YOUR TASK :: Your answer must be every line below, repeated exactly.

Data records for software interfaces ::
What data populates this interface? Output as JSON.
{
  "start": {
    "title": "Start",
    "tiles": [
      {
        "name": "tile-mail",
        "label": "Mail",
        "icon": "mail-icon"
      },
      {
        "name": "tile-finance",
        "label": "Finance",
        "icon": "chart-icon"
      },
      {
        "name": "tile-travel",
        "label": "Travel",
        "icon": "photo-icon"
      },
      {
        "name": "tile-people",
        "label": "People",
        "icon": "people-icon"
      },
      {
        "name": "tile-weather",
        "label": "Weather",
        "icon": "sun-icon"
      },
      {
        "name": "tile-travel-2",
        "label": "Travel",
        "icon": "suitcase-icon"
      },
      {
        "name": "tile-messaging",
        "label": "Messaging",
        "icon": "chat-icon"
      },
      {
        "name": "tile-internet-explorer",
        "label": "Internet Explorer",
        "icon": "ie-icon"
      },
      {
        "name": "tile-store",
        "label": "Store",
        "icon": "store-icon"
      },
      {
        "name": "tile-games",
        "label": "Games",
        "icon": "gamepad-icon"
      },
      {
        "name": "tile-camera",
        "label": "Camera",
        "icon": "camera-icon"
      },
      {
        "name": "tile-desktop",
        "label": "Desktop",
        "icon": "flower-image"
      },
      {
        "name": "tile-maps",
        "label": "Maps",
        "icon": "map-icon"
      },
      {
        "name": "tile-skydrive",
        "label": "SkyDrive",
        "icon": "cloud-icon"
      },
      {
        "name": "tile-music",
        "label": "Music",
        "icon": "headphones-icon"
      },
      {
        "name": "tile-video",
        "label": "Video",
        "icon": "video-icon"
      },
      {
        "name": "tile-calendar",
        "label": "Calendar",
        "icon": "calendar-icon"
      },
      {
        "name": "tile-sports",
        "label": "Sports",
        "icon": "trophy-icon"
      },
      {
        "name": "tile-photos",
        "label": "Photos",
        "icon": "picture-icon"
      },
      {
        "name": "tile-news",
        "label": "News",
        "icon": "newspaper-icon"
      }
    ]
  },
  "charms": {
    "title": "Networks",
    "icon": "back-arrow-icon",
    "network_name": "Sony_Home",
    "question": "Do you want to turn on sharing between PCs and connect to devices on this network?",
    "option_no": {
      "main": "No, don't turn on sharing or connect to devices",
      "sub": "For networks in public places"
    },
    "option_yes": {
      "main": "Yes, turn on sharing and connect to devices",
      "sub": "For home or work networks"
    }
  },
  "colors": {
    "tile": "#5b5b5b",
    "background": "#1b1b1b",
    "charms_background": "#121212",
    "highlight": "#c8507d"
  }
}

WRITTEN SOLUTION ::
What data populates this interface? Output as JSON.
{
  "start": {
    "title": "Start",
    "tiles": [
      {
        "name": "tile-mail",
        "label": "Mail",
        "icon": "mail-icon"
      },
      {
        "name": "tile-finance",
        "label": "Finance",
        "icon": "chart-icon"
      },
      {
        "name": "tile-travel",
        "label": "Travel",
        "icon": "photo-icon"
      },
      {
        "name": "tile-people",
        "label": "People",
        "icon": "people-icon"
      },
      {
        "name": "tile-weather",
        "label": "Weather",
        "icon": "sun-icon"
      },
      {
        "name": "tile-travel-2",
        "label": "Travel",
        "icon": "suitcase-icon"
      },
      {
        "name": "tile-messaging",
        "label": "Messaging",
        "icon": "chat-icon"
      },
      {
        "name": "tile-internet-explorer",
        "label": "Internet Explorer",
        "icon": "ie-icon"
      },
      {
        "name": "tile-store",
        "label": "Store",
        "icon": "store-icon"
      },
      {
        "name": "tile-games",
        "label": "Games",
        "icon": "gamepad-icon"
      },
      {
        "name": "tile-camera",
        "label": "Camera",
        "icon": "camera-icon"
      },
      {
        "name": "tile-desktop",
        "label": "Desktop",
        "icon": "flower-image"
      },
      {
        "name": "tile-maps",
        "label": "Maps",
        "icon": "map-icon"
      },
      {
        "name": "tile-skydrive",
        "label": "SkyDrive",
        "icon": "cloud-icon"
      },
      {
        "name": "tile-music",
        "label": "Music",
        "icon": "headphones-icon"
      },
      {
        "name": "tile-video",
        "label": "Video",
        "icon": "video-icon"
      },
      {
        "name": "tile-calendar",
        "label": "Calendar",
        "icon": "calendar-icon"
      },
      {
        "name": "tile-sports",
        "label": "Sports",
        "icon": "trophy-icon"
      },
      {
        "name": "tile-photos",
        "label": "Photos",
        "icon": "picture-icon"
      },
      {
        "name": "tile-news",
        "label": "News",
        "icon": "newspaper-icon"
      }
    ]
  },
  "charms": {
    "title": "Networks",
    "icon": "back-arrow-icon",
    "network_name": "Sony_Home",
    "question": "Do you want to turn on sharing between PCs and connect to devices on this network?",
    "option_no": {
      "main": "No, don't turn on sharing or connect to devices",
      "sub": "For networks in public places"
    },
    "option_yes": {
      "main": "Yes, turn on sharing and connect to devices",
      "sub": "For home or work networks"
    }
  },
  "colors": {
    "tile": "#5b5b5b",
    "background": "#1b1b1b",
    "charms_background": "#121212",
    "highlight": "#c8507d"
  }
}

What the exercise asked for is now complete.